Component data from apps and pages
----------------------------------------
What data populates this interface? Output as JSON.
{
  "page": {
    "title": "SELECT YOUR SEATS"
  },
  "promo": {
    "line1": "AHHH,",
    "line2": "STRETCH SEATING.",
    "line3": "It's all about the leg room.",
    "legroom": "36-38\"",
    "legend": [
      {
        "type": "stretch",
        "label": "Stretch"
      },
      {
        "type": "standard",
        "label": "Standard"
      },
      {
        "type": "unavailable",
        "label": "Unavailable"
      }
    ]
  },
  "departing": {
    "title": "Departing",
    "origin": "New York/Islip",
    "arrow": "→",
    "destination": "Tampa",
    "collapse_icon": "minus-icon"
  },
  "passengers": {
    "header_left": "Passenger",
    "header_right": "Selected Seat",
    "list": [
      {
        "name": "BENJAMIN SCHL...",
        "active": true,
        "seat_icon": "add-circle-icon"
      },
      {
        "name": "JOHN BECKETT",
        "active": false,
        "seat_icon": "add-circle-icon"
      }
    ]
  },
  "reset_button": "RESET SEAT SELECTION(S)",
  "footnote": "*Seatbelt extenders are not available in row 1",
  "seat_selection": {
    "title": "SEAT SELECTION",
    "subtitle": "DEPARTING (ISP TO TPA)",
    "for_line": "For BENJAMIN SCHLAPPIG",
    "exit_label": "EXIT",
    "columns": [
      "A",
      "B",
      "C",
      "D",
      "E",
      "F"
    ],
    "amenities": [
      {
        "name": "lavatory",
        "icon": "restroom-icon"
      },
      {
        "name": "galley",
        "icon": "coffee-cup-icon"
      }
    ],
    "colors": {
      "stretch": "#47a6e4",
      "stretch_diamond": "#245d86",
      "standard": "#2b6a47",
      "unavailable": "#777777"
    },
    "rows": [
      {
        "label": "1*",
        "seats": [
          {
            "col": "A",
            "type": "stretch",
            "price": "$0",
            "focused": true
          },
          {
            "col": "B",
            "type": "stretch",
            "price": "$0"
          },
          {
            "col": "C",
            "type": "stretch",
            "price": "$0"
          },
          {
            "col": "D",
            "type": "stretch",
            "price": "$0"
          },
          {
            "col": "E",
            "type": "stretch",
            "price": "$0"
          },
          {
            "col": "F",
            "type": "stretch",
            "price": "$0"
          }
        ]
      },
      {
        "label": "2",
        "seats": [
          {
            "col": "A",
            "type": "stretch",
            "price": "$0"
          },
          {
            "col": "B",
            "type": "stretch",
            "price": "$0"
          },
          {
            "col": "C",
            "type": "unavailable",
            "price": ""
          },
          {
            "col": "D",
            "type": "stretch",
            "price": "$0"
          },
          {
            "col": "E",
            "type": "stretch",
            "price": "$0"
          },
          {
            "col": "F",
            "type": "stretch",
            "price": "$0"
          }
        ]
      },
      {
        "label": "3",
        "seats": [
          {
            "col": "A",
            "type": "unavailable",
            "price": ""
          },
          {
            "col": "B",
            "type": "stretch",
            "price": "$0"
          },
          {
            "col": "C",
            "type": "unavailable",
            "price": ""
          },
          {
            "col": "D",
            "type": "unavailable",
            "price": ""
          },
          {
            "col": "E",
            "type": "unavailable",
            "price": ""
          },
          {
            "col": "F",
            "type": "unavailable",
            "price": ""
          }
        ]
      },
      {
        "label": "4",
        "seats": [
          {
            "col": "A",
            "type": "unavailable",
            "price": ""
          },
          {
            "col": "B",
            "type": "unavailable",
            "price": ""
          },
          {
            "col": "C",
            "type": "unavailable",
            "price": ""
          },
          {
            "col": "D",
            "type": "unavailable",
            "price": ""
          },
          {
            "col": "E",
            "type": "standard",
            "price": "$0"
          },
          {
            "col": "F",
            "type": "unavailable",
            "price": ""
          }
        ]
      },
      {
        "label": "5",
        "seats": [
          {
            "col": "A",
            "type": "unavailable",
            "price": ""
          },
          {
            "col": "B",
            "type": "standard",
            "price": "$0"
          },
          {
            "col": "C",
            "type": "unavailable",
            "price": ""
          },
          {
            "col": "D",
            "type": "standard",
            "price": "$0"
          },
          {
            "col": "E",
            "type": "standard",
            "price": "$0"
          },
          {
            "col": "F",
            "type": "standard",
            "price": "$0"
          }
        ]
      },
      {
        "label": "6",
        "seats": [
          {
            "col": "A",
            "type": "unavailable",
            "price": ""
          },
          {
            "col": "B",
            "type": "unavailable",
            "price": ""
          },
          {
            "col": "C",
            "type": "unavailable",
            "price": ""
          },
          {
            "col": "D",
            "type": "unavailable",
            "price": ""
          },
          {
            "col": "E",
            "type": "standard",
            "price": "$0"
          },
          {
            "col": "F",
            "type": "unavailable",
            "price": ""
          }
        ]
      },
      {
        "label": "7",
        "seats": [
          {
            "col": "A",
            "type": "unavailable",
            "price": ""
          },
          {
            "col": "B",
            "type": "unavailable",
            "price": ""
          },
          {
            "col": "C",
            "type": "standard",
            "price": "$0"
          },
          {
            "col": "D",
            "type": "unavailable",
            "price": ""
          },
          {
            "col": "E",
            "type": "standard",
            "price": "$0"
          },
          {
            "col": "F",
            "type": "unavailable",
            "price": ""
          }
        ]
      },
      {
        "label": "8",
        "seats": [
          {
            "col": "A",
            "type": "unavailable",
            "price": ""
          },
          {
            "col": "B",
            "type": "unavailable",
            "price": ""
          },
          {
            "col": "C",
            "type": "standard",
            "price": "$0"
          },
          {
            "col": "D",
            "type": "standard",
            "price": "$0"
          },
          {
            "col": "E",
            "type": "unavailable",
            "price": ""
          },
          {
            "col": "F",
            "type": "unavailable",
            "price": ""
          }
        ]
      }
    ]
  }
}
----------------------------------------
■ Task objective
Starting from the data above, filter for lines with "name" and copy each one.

■ Written answer
        "name": "BENJAMIN SCHL...",
        "name": "JOHN BECKETT",
        "name": "lavatory",
        "name": "galley",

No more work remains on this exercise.